varieties will be found quite expen
sive, but when it is considered that
one tuber will multiply in one season
from three to six times it. is readily
seen tiiat the original cost really
matters but very little. This aspect
makes the initial outlay seem small
and should give the thinking grower
the chance to purchase the best of
stock. Many of the new creations
are greatly superior to the old ones
and have supplanted them in the pop
ular favor. One local dealer alone
during the past three years has cast
some 1200 varieties trom his gardens.
Justly entitled to their full share
of consideration on account of the
sheer merit of their varied cultural
value, the dahlia seems destined to be
the flavored fall flower in the world's
gardens and Portland possesees a
wonderful chance to become well and
favorably known as a center of dahlia
culture, just as she has reaped such
widespread fame as the home of the
Loss of Teeth Is Largely
Due to Neglect.
Therouah Cleanatag ef Month Fre
quently Held Good PraetJee.
ORE people lose their teeth from
ecting thorough cleansing
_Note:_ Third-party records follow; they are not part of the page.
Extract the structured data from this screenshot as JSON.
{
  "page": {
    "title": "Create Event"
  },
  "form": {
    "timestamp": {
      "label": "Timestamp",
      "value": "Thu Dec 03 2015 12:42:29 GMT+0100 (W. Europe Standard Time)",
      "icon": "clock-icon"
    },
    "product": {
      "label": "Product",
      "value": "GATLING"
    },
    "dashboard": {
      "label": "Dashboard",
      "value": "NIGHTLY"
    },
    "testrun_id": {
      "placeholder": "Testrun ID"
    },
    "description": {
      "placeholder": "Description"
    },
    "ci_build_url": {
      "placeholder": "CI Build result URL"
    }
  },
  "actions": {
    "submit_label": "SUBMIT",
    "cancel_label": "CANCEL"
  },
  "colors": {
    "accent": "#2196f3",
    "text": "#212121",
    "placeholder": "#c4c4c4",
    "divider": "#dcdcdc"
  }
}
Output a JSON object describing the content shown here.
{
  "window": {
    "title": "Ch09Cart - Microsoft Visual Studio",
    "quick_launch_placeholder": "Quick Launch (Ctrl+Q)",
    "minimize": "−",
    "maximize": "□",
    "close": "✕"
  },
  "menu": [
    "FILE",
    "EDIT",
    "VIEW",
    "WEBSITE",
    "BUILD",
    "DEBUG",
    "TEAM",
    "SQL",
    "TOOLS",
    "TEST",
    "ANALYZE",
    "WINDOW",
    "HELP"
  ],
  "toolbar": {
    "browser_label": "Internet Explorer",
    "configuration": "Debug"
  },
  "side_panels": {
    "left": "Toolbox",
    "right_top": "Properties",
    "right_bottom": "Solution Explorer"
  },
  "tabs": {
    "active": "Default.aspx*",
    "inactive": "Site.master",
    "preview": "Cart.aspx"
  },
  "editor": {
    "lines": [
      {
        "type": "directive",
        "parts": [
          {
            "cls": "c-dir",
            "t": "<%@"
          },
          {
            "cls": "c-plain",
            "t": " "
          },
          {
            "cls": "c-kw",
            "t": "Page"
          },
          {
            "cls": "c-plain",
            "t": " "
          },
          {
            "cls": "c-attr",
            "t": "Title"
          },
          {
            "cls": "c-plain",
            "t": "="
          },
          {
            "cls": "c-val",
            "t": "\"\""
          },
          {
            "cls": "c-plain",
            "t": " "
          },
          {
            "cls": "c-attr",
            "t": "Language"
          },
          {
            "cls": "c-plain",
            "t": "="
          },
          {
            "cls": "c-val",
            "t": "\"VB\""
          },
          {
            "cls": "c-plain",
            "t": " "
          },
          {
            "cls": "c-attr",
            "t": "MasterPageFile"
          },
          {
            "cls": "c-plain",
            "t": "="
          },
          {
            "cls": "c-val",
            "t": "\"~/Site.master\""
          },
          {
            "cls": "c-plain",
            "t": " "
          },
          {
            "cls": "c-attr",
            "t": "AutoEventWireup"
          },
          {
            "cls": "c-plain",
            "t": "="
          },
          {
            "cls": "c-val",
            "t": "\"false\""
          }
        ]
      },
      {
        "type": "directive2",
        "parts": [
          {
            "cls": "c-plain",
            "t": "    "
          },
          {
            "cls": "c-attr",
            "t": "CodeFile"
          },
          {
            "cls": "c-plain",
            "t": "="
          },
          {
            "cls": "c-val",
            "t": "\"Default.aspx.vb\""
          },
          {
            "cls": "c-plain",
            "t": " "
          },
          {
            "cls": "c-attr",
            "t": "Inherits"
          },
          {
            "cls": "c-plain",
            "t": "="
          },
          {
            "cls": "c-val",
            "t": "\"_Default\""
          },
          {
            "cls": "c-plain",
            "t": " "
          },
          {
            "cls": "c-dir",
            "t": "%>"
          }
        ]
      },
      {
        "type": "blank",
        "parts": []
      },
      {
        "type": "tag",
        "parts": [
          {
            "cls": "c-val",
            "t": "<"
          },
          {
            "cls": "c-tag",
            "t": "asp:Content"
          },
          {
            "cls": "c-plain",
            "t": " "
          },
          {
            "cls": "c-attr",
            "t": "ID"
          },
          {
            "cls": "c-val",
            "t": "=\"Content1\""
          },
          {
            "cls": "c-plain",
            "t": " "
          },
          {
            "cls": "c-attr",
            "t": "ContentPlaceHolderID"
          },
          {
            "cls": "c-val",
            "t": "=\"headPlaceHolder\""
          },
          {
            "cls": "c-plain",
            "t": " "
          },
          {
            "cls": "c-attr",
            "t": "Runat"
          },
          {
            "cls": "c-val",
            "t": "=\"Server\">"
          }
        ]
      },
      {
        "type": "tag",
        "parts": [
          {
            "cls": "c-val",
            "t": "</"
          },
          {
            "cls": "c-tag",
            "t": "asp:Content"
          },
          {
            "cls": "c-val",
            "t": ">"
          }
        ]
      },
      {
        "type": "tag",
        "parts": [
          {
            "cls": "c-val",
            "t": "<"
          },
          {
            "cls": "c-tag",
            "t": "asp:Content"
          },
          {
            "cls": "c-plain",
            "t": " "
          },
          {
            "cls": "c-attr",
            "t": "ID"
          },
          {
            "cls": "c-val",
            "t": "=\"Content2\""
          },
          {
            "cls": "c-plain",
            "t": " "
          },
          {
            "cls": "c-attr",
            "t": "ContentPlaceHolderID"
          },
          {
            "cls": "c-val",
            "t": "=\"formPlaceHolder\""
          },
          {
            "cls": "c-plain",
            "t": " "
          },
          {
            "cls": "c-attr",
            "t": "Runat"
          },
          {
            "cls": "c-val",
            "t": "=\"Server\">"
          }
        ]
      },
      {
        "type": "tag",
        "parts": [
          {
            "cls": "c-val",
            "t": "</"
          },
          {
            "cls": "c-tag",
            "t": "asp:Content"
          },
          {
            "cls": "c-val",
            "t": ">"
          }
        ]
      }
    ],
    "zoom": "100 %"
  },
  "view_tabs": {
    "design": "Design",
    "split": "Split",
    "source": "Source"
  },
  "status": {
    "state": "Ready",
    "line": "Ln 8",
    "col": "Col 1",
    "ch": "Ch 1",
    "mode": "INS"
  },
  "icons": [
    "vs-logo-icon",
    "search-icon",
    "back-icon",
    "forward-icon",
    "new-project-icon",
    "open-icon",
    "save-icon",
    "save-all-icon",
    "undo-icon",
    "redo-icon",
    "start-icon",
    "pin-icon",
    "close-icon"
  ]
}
than from any other causa. If the teeth
are to be kept in good condition they
should be cleaned after every meal
and always before going 'to bed. It
is a good plan to rinse the mouth
with a little salt in water morning
and evening. This helps to keep the
gums healthy and healthy gums aa a
rule mean healthy teeth.
The proper way to clean the teeth
is not from side to side, as most per
sona imagine, but up and down. The
upper teeth should be brushed from
the gums downward and the lower
teeth from the gums upward. Then
particular attention should be given
to the back or inside of the teeth, as
it is there that foreign substances
are apt to accumulate.